IF I WERE A SHIP
I knew from the start that I wanted to use different styles of animation and video to give a unique life to the video. It was obvious I was going to use stop motion, but I found myself exploring some live action elements and some 2d drawn animation as well. I am very organic in my work flow and the materials I use to create. If I find something lying around the studio or my house that could lend a cool texture or visual element I try to incorporate it. If a good idea pops into my head that wasn’t planned, I see if its something I can work in. The materials I used ranged from bubble wrap and card board mailing tubes to paint markers and pipe cleaners. Everything for the most part was pieced together with found objects that my team and I turned into something else. I used the bubble wrap to create the feeling of being under water and the mailing tubes to experiment with a process called strata stencil. And when it came to camera work, I had to get really creative. The “Hey Ocean” title at the beginning of the video was built on a rotating set that I was able to move to create what would have otherwise been a complex stop motion camera move.
The song “If I Were a Ship” has a very whimsical and tropical feel to it which definitely inspired the visuals of the piece. The marimbas, shakers, and the occasional ocean sound effects were big cues and made me want to explore a quirky underwater world. In designing this world it was important not to restrict myself to conventional oceanic imagery. A grave yard of boom boxes fill the ocean floor. An oddly shaped “pentapus” swims about squirting ink. I found it funny to create a new squid-like species. Pipe cleaner sea horses dance around and flee a sinking cassette tape. These were all visuals that came together through collaboration and conversation with my team.
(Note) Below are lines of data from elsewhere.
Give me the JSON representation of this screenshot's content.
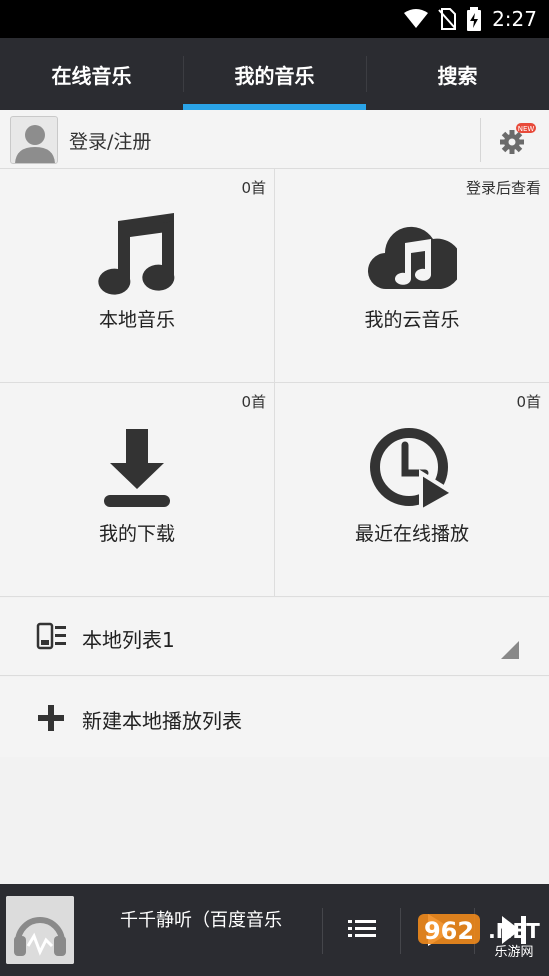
{
  "status_bar": {
    "time": "2:27",
    "icons": [
      "wifi-icon",
      "no-sim-icon",
      "battery-charging-icon"
    ]
  },
  "tabs": [
    {
      "label": "在线音乐",
      "active": false
    },
    {
      "label": "我的音乐",
      "active": true
    },
    {
      "label": "搜索",
      "active": false
    }
  ],
  "login": {
    "label": "登录/注册",
    "settings_badge": "NEW"
  },
  "grid": [
    {
      "title": "本地音乐",
      "count": "0首",
      "icon": "music-note-icon"
    },
    {
      "title": "我的云音乐",
      "count": "登录后查看",
      "icon": "cloud-music-icon"
    },
    {
      "title": "我的下载",
      "count": "0首",
      "icon": "download-icon"
    },
    {
      "title": "最近在线播放",
      "count": "0首",
      "icon": "recent-play-icon"
    }
  ],
  "playlist": {
    "label": "本地列表1"
  },
  "new_playlist": {
    "label": "新建本地播放列表"
  },
  "player": {
    "song_title": "千千静听（百度音乐",
    "watermark": "962.NET 乐游网"
  },
  "colors": {
    "tab_bar": "#2b2c31",
    "active_indicator": "#2aa4e8",
    "badge": "#e84a3a",
    "icon_dark": "#333333"
  }
}
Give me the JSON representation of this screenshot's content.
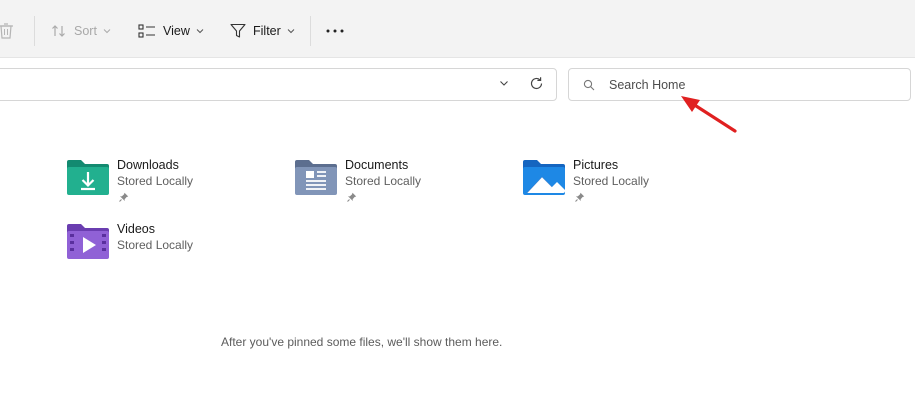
{
  "toolbar": {
    "sort_label": "Sort",
    "view_label": "View",
    "filter_label": "Filter"
  },
  "search": {
    "placeholder": "Search Home"
  },
  "folders": [
    {
      "name": "Downloads",
      "status": "Stored Locally",
      "pinned": true,
      "color": "#1fa58a"
    },
    {
      "name": "Documents",
      "status": "Stored Locally",
      "pinned": true,
      "color": "#7d8fb0"
    },
    {
      "name": "Pictures",
      "status": "Stored Locally",
      "pinned": true,
      "color": "#1e88e5"
    },
    {
      "name": "Videos",
      "status": "Stored Locally",
      "pinned": false,
      "color": "#8e5bd1"
    }
  ],
  "empty_message": "After you've pinned some files, we'll show them here.",
  "annotation": {
    "color": "#e02020"
  }
}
But I didn’t want to limit myself to just underwater life. I also had some more abstract ideas. Shadow puppets were something I had been wanting to experiment with for a long time. A lot of that section in the video was just experimenting with transitioning shadow shapes and figuring out how to manipulate the puppets in post in a fun way. Making the shadow puppet hand turn into a tree was challenging but so worth it in the end. It’s kind of a startling and unexpected effect. I also really wanted to incorporate the band in some way. Shooting them was out of the question as they were on tour. I was inspired by the big eyed children paintings of the 70’s and thought it would be cool to create the band into characters using this style. Using photographed elements, scanned textures, and a lot of animation tricks I was able to bring the band right into the video.
The team that worked on this piece consisted of only 4 people; Holly Thorstad, Mike P. Nelson, Emily Fritze and myself. The overall vision was realized by using the strengths of each of us. Holly focused on the band character design and all 2d animation. Mike was also involved with character design but also played a big role in compositing and creating some of the underwater worlds. Emily Fritze focused on designing and drawing the black light zoetrope animation helping create the swirling psychedelic break toward the end of the video. After many long days, nights and weekends, we realized that the project took up our entire 2013 Summer. But it was so worth it.
VideoSTATIC - Steven Gottlieb - JAN 2014
Director/Animator/Visual Effects Supervisor: Katie Maren Nelson
Animators: Holly Thorstad, Emily Fritze, Mike P. Nelson
Compositing: Mike P. Nelson
Shadow Puppeteers: Allison Krogstad, Ben Pawlik
Special Thanks: Sean Covel, Jenna Baum, Nettwerk Music
Music: Hey Ocean!